Print all of the data exactly.

[Task inputs]
# # #

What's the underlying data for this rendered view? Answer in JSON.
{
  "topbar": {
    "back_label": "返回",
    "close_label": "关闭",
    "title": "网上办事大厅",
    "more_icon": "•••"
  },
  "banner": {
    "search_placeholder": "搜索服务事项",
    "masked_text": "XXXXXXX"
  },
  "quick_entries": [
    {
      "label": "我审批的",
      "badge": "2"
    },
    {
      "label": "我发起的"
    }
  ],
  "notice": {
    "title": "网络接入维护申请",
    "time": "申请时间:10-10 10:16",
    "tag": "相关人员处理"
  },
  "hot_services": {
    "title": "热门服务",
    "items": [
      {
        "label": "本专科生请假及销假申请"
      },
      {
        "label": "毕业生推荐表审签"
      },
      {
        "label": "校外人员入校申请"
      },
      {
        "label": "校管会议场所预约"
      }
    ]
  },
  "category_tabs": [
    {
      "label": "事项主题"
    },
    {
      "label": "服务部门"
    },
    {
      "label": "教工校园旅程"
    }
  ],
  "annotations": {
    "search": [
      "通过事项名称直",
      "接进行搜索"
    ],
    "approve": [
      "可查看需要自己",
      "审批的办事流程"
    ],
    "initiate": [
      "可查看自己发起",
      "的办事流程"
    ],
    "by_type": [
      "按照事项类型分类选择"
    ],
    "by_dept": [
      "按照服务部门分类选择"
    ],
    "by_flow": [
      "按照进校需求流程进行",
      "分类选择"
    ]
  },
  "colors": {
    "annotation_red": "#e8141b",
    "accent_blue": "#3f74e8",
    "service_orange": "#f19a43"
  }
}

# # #

[Your solution]
What's the underlying data for this rendered view? Answer in JSON.
{
  "topbar": {
    "back_label": "返回",
    "close_label": "关闭",
    "title": "网上办事大厅",
    "more_icon": "•••"
  },
  "banner": {
    "search_placeholder": "搜索服务事项",
    "masked_text": "XXXXXXX"
  },
  "quick_entries": [
    {
      "label": "我审批的",
      "badge": "2"
    },
    {
      "label": "我发起的"
    }
  ],
  "notice": {
    "title": "网络接入维护申请",
    "time": "申请时间:10-10 10:16",
    "tag": "相关人员处理"
  },
  "hot_services": {
    "title": "热门服务",
    "items": [
      {
        "label": "本专科生请假及销假申请"
      },
      {
        "label": "毕业生推荐表审签"
      },
      {
        "label": "校外人员入校申请"
      },
      {
        "label": "校管会议场所预约"
      }
    ]
  },
  "category_tabs": [
    {
      "label": "事项主题"
    },
    {
      "label": "服务部门"
    },
    {
      "label": "教工校园旅程"
    }
  ],
  "annotations": {
    "search": [
      "通过事项名称直",
      "接进行搜索"
    ],
    "approve": [
      "可查看需要自己",
      "审批的办事流程"
    ],
    "initiate": [
      "可查看自己发起",
      "的办事流程"
    ],
    "by_type": [
      "按照事项类型分类选择"
    ],
    "by_dept": [
      "按照服务部门分类选择"
    ],
    "by_flow": [
      "按照进校需求流程进行",
      "分类选择"
    ]
  },
  "colors": {
    "annotation_red": "#e8141b",
    "accent_blue": "#3f74e8",
    "service_orange": "#f19a43"
  }
}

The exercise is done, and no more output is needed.